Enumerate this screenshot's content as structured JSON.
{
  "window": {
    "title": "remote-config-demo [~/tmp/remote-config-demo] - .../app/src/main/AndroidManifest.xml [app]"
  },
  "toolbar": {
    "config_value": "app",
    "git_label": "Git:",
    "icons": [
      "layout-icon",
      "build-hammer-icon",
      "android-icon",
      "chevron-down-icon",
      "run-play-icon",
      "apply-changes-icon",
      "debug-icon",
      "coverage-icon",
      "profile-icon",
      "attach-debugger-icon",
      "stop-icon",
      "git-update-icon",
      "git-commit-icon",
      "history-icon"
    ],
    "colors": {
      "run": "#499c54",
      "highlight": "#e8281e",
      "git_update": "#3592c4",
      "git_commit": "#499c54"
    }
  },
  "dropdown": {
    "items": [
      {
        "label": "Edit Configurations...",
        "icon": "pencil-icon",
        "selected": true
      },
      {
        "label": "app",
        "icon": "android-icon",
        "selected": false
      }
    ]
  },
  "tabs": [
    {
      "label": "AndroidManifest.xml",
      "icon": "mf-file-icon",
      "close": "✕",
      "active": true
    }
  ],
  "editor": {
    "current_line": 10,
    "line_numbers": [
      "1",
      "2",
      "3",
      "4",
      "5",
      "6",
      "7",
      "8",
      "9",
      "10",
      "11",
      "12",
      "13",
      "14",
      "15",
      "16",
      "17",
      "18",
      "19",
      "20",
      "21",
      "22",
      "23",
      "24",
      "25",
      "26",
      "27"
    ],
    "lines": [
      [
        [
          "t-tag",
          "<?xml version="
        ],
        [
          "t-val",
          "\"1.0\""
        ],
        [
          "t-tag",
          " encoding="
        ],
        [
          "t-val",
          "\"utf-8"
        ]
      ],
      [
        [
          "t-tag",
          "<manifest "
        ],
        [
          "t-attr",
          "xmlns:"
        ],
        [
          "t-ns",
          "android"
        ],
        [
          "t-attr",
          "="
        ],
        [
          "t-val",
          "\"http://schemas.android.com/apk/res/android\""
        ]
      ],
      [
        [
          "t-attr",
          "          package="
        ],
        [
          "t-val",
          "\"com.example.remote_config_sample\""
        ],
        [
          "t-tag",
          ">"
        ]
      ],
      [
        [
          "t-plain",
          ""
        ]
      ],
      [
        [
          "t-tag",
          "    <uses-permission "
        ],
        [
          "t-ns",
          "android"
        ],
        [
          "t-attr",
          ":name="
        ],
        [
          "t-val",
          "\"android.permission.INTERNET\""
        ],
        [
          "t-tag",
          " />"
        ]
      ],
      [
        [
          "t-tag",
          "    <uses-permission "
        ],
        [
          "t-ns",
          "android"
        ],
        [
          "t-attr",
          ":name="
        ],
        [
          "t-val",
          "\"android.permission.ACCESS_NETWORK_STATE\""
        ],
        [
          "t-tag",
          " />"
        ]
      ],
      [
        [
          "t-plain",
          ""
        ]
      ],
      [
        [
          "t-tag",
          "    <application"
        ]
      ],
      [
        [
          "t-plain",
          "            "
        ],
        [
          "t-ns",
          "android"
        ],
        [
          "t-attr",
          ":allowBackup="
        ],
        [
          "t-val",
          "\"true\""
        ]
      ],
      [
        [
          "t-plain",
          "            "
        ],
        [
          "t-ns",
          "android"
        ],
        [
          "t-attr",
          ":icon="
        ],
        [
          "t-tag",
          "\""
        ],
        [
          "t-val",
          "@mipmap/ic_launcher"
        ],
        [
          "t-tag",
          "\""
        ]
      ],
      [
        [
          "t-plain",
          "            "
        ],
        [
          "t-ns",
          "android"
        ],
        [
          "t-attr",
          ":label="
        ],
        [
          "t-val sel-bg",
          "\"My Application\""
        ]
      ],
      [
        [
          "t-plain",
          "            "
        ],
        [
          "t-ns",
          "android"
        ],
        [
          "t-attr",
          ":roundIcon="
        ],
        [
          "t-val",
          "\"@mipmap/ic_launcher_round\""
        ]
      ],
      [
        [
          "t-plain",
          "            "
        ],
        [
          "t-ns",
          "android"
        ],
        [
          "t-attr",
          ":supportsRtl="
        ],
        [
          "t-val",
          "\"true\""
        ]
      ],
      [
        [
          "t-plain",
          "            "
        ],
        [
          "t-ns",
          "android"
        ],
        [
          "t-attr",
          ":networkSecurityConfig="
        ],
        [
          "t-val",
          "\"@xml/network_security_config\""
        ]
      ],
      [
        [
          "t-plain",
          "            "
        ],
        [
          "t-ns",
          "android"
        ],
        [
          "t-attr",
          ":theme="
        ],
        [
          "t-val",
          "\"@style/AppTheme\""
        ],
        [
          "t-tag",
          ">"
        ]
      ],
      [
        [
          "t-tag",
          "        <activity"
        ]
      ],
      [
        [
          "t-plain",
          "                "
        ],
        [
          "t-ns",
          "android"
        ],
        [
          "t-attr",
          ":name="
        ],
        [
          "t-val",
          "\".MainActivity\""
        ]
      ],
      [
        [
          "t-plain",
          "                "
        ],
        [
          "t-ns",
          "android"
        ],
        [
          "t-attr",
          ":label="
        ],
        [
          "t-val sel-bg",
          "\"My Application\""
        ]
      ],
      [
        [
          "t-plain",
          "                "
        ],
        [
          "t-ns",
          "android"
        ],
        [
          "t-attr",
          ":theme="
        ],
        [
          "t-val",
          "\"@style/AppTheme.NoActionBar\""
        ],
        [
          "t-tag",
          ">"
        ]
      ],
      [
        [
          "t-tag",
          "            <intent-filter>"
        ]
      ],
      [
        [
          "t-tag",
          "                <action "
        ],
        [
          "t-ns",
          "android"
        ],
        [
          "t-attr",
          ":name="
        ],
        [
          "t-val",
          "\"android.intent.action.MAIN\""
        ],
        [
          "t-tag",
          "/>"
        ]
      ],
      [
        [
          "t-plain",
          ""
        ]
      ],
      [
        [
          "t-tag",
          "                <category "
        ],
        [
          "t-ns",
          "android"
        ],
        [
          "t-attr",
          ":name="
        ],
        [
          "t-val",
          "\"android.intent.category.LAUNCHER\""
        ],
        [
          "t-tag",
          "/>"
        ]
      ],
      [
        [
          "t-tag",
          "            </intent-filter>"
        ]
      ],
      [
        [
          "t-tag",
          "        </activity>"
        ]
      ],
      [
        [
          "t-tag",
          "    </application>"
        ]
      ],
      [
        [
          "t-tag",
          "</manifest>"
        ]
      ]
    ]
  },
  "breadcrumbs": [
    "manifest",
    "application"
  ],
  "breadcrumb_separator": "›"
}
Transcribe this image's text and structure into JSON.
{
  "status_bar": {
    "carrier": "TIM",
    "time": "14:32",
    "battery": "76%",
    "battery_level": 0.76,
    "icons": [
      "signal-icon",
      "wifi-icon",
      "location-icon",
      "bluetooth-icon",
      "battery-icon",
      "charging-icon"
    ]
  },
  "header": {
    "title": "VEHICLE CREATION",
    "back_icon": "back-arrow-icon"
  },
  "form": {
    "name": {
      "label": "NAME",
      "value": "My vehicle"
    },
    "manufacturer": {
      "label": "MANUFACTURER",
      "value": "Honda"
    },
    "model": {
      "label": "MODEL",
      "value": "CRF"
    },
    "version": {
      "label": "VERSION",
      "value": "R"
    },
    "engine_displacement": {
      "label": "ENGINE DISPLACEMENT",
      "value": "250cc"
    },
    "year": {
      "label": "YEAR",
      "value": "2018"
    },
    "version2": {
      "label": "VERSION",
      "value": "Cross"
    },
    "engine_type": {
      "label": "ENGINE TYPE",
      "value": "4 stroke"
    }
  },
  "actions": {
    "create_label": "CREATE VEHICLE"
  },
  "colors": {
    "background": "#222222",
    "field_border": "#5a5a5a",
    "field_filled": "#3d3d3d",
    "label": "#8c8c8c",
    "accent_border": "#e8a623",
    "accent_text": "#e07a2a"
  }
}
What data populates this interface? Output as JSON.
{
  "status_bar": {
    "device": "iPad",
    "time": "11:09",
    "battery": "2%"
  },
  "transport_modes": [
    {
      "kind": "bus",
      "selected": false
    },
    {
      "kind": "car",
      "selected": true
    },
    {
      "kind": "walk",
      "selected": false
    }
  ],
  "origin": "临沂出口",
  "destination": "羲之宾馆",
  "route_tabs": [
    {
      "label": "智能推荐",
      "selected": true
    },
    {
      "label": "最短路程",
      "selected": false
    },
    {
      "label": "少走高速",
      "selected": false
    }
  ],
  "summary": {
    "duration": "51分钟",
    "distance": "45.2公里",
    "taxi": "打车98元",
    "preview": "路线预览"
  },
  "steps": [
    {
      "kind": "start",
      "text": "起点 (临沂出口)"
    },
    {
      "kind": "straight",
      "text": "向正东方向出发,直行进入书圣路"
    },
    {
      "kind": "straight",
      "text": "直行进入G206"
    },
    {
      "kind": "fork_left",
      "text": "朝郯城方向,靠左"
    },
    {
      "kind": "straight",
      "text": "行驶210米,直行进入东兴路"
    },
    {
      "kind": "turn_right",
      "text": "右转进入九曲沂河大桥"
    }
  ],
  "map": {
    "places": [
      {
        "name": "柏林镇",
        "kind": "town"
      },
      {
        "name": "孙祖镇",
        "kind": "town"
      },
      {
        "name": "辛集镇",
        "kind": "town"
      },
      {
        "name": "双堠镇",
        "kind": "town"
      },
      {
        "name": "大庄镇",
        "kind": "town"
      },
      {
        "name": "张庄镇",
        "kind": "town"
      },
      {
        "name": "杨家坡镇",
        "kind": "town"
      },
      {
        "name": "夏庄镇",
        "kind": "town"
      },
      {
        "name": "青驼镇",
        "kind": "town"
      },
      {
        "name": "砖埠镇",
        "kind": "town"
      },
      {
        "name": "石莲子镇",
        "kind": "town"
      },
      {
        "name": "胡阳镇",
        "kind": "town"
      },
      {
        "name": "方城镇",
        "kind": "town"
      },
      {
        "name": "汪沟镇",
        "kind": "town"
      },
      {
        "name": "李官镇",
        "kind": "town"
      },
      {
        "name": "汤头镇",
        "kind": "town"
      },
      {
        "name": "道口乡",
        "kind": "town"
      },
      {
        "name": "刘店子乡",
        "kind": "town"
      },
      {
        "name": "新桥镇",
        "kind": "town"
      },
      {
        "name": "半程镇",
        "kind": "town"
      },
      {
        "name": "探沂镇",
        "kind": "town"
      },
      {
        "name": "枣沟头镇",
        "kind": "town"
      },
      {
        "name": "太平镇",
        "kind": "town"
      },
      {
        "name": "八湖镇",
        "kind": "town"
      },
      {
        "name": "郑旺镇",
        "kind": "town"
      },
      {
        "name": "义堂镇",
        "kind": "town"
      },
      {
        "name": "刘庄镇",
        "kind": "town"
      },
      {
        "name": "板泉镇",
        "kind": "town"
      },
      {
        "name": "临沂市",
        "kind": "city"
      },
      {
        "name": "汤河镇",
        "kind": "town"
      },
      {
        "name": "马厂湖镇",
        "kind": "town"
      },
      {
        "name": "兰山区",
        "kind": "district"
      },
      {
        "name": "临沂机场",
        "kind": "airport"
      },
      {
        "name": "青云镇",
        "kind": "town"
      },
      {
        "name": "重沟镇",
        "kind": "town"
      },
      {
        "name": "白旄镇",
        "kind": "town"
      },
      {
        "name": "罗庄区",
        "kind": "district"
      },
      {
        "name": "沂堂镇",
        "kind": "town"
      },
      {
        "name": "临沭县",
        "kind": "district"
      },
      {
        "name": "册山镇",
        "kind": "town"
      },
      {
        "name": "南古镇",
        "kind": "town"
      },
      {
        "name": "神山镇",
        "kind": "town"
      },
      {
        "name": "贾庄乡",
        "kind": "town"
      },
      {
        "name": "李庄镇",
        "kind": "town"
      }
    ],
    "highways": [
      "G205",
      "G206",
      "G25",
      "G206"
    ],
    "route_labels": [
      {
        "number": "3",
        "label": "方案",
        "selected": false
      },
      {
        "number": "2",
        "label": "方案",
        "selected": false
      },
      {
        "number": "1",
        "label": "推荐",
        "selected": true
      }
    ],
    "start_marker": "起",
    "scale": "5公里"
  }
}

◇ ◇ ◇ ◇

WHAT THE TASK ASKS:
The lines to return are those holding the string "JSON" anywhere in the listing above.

RESPONSE TO THIS TASK:
Enumerate this screenshot's content as structured JSON.
Transcribe this image's text and structure into JSON.
What data populates this interface? Output as JSON.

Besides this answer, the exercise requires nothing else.